- The movie is about scaring young children for their screams. This concept may scare small children who are having their own bedtime fears. There is an array of different shaped monsters- some are more visually scary than others.
- Dean Hardscrabble is menacing in nature, dark and threatening in her movements
Children aged five to eight will also be frightened by scary visual images and will also be disturbed by depictions of the death of a parent, a child abandoned or separated from parents, children or animals being hurt or threatened and / or natural disasters.
Younger children in this age group may also be scared by some of the above-mentioned scenes
Children aged eight to thirteen are most likely to be frightened by realistic threats and dangers, violence or threat of violence and / or stories in which children are hurt or threatened.

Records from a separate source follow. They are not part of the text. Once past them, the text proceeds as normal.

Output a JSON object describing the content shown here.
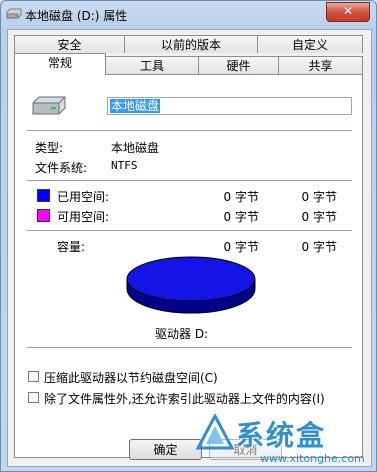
{
  "window": {
    "title": "本地磁盘 (D:) 属性",
    "close_glyph": "✕"
  },
  "tabs_row1": [
    "安全",
    "以前的版本",
    "自定义"
  ],
  "tabs_row2": [
    "常规",
    "工具",
    "硬件",
    "共享"
  ],
  "active_tab": "常规",
  "general": {
    "drive_name": "本地磁盘",
    "type_label": "类型:",
    "type_value": "本地磁盘",
    "fs_label": "文件系统:",
    "fs_value": "NTFS",
    "used_label": "已用空间:",
    "used_bytes": "0 字节",
    "used_size": "0 字节",
    "free_label": "可用空间:",
    "free_bytes": "0 字节",
    "free_size": "0 字节",
    "capacity_label": "容量:",
    "capacity_bytes": "0 字节",
    "capacity_size": "0 字节",
    "drive_label": "驱动器 D:",
    "compress_label": "压缩此驱动器以节约磁盘空间(C)",
    "index_label": "除了文件属性外,还允许索引此驱动器上文件的内容(I)"
  },
  "buttons": {
    "ok": "确定",
    "cancel": "取消"
  },
  "watermark": {
    "brand": "系统盒",
    "url": "www.xitonghe.com"
  },
  "colors": {
    "used": "#0000ff",
    "free": "#ff00ff",
    "pie": "#1414e6"
  }
}
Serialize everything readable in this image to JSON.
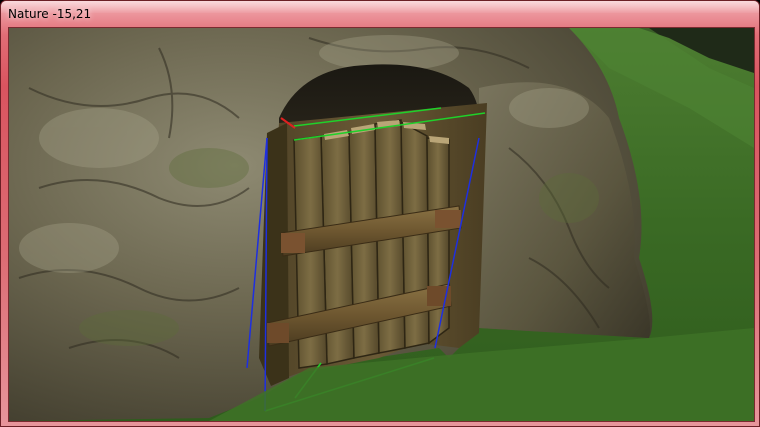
{
  "window": {
    "title": "Nature -15,21",
    "accent_color": "#d9545f",
    "frame_color": "#e27a82"
  },
  "viewport": {
    "scene_description_icon": "3d-scene-icon",
    "objects": [
      {
        "name": "cave-rock",
        "color": "#6f6a52"
      },
      {
        "name": "wooden-door",
        "color": "#5e4f2e"
      },
      {
        "name": "grass-ground",
        "color": "#3d6e28"
      }
    ],
    "selection_colors": {
      "edge_green": "#1fd12a",
      "edge_blue": "#1e2fe0",
      "edge_red": "#e02020"
    }
  }
}
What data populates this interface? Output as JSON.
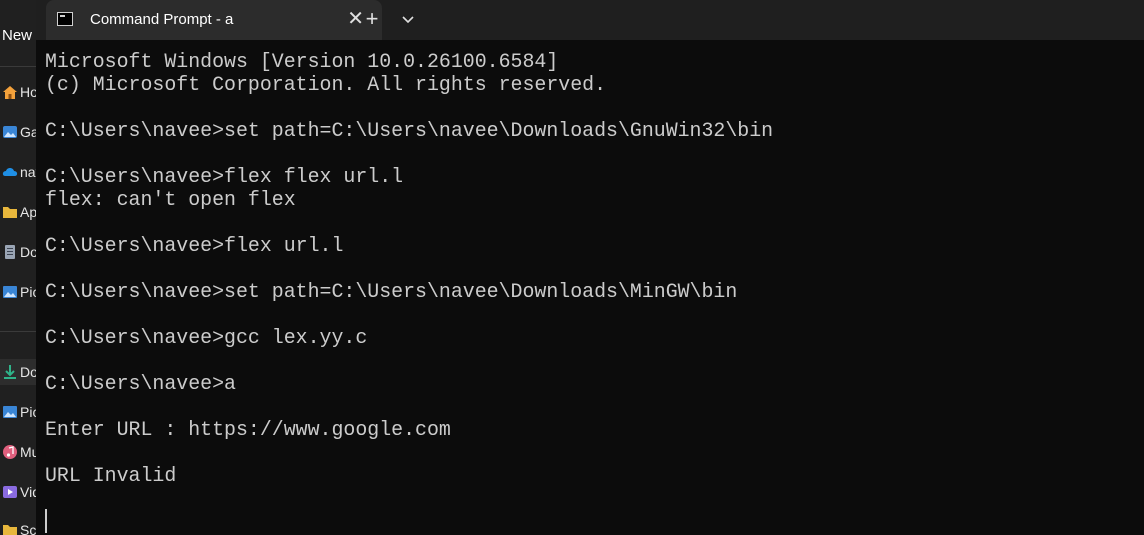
{
  "explorer": {
    "new_label": "New",
    "items": [
      {
        "label": "Home",
        "icon": "home-icon",
        "color": "#f3a13b"
      },
      {
        "label": "Gallery",
        "icon": "gallery-icon",
        "color": "#3a86d6"
      },
      {
        "label": "naveen - Personal",
        "icon": "onedrive-icon",
        "color": "#1f8fe5"
      },
      {
        "label": "Apps",
        "icon": "folder-icon",
        "color": "#e8b73c"
      },
      {
        "label": "Documents",
        "icon": "document-icon",
        "color": "#9aa5b4"
      },
      {
        "label": "Pictures",
        "icon": "pictures-icon",
        "color": "#3a86d6"
      },
      {
        "label": "Downloads",
        "icon": "download-icon",
        "color": "#2fb48a"
      },
      {
        "label": "Pictures",
        "icon": "pictures-icon",
        "color": "#3a86d6"
      },
      {
        "label": "Music",
        "icon": "music-icon",
        "color": "#e0607e"
      },
      {
        "label": "Videos",
        "icon": "videos-icon",
        "color": "#8a6be0"
      },
      {
        "label": "Screenshots",
        "icon": "folder-icon",
        "color": "#e8b73c"
      }
    ]
  },
  "tab": {
    "title": "Command Prompt - a",
    "close_glyph": "✕",
    "new_tab_glyph": "+"
  },
  "console": {
    "lines": [
      "Microsoft Windows [Version 10.0.26100.6584]",
      "(c) Microsoft Corporation. All rights reserved.",
      "",
      "C:\\Users\\navee>set path=C:\\Users\\navee\\Downloads\\GnuWin32\\bin",
      "",
      "C:\\Users\\navee>flex flex url.l",
      "flex: can't open flex",
      "",
      "C:\\Users\\navee>flex url.l",
      "",
      "C:\\Users\\navee>set path=C:\\Users\\navee\\Downloads\\MinGW\\bin",
      "",
      "C:\\Users\\navee>gcc lex.yy.c",
      "",
      "C:\\Users\\navee>a",
      "",
      "Enter URL : https://www.google.com",
      "",
      "URL Invalid"
    ]
  },
  "colors": {
    "console_bg": "#0c0c0c",
    "console_text": "#cccccc",
    "tab_bg": "#2c2c2c",
    "tabbar_bg": "#1f1f1f"
  }
}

Children in this age group are unlikely to be disturbed by anything in this film
Children over the age of thirteen are most likely to be frightened by realistic physical harm or threats, molestation or sexual assault and / or threats from aliens or the occult.
Nothing of concern
None of concern, although associated merchandise being marketed to children
There are some sexual references in this movie, including:
- Mike has a romantic dream about a princess and kisses the air whilst dreaming of her
- Sorority girl monsters are seen flirting with some of the monsters, by fluttering their eyelashes and acting coy
There is some mild sexual activity in this movie, including:
- Two monsters kiss when they announce their engagement
None of concern
There are some mild coarse language and put downs in this movie, including
- shut up
- son of a …
- eat my dust
Monsters University is a family movie and prequel to Monsters Inc. It tells the background story of Sculley and Mike Mazowski, two loveable monsters learning many life lessons as they learn about the tough world of Scaring. Although the film has been given a G rating, there are scenes and characters in it that may scare children under six, particularly those who already have fears of imaginary monsters. Also, Mike is excluded and bullied at times throughout the movie. Parents may wish to discuss the real-life experience of bullying and the ways that Mike learns to manage these experiences.
The main messages from this movie are about determination, loyalty and friendship. Mike and Sculley work hard to become scarers and find that working together makes them better Monsters.
Tip: Leave out the first A, An or The
Selecting an age will provide a list of movies with content suitable for this age group. Children may also enjoy movies selected via a lower age.
About our colour guide
Content is age appropriate for children this age
Some content may not be appropriate for children this age. Parental guidance recommended
Content is not age appropriate for children this age